■ **BRIEF**
Read the records and gather each line that includes "title".

■ **SUPPLIED DATA**
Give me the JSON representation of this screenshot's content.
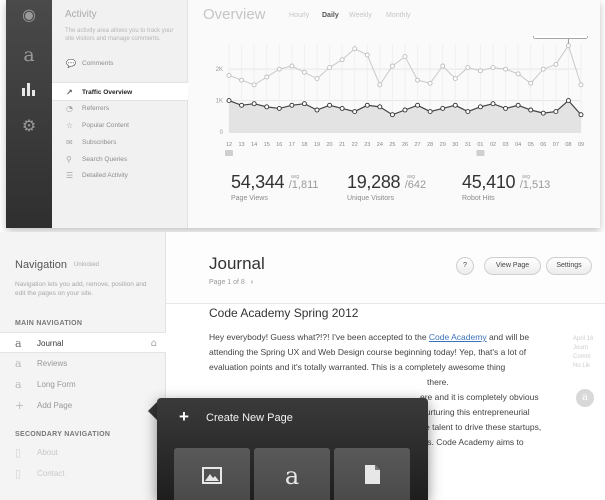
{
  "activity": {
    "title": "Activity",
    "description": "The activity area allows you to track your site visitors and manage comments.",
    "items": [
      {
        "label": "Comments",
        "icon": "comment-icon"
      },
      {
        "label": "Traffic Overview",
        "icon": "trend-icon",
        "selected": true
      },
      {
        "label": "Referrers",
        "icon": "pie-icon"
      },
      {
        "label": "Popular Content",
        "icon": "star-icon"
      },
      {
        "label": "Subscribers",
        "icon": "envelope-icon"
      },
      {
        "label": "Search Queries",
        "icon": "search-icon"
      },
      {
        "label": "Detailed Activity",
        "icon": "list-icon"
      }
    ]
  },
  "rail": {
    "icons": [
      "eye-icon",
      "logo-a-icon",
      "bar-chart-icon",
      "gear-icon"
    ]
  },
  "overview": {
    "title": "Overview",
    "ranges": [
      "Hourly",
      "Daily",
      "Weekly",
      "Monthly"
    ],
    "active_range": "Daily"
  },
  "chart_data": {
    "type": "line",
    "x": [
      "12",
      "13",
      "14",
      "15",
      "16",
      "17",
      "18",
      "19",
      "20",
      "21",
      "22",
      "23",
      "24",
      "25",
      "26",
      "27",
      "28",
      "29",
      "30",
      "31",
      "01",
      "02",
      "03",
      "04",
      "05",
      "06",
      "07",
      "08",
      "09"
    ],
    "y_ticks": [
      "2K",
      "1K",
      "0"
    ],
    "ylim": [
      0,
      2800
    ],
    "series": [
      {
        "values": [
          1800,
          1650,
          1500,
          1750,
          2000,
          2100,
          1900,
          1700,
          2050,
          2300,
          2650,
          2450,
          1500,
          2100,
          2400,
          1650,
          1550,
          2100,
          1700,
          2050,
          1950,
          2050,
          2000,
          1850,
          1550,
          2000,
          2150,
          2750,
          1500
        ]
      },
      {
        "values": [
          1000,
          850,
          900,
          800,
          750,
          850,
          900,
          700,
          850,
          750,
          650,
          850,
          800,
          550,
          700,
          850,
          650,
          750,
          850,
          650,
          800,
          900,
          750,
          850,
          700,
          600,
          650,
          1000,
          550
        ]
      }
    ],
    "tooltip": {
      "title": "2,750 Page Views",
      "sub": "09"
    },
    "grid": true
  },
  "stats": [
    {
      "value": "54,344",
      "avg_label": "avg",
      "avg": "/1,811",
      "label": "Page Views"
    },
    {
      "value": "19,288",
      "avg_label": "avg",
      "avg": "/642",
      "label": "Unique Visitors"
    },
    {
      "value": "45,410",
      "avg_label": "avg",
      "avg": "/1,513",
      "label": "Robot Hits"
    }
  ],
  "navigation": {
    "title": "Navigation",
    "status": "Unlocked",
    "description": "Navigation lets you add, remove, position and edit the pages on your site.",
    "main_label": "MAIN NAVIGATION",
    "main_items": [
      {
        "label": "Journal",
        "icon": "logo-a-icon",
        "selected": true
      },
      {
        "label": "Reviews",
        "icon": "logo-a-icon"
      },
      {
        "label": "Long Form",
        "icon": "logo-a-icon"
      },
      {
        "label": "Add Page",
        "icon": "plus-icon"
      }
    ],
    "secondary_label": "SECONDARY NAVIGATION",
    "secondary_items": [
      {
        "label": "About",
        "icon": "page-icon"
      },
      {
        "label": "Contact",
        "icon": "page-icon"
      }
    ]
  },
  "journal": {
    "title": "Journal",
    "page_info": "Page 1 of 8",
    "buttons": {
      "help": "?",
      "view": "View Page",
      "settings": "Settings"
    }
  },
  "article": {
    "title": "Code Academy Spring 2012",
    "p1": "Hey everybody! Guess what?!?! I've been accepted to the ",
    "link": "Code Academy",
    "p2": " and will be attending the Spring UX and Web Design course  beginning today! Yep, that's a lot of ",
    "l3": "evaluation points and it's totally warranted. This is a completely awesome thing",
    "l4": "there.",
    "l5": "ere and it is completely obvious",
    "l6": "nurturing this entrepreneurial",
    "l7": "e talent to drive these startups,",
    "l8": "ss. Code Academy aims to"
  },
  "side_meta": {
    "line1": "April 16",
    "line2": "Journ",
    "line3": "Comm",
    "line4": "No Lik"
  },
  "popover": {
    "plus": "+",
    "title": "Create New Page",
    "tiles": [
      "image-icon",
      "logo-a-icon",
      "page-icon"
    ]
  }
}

■ **EXPECTED ANSWER**
    "title": "Activity",
    "title": "Overview",
      "title": "2,750 Page Views",
    "title": "Navigation",
    "title": "Journal",
    "title": "Code Academy Spring 2012",
    "title": "Create New Page",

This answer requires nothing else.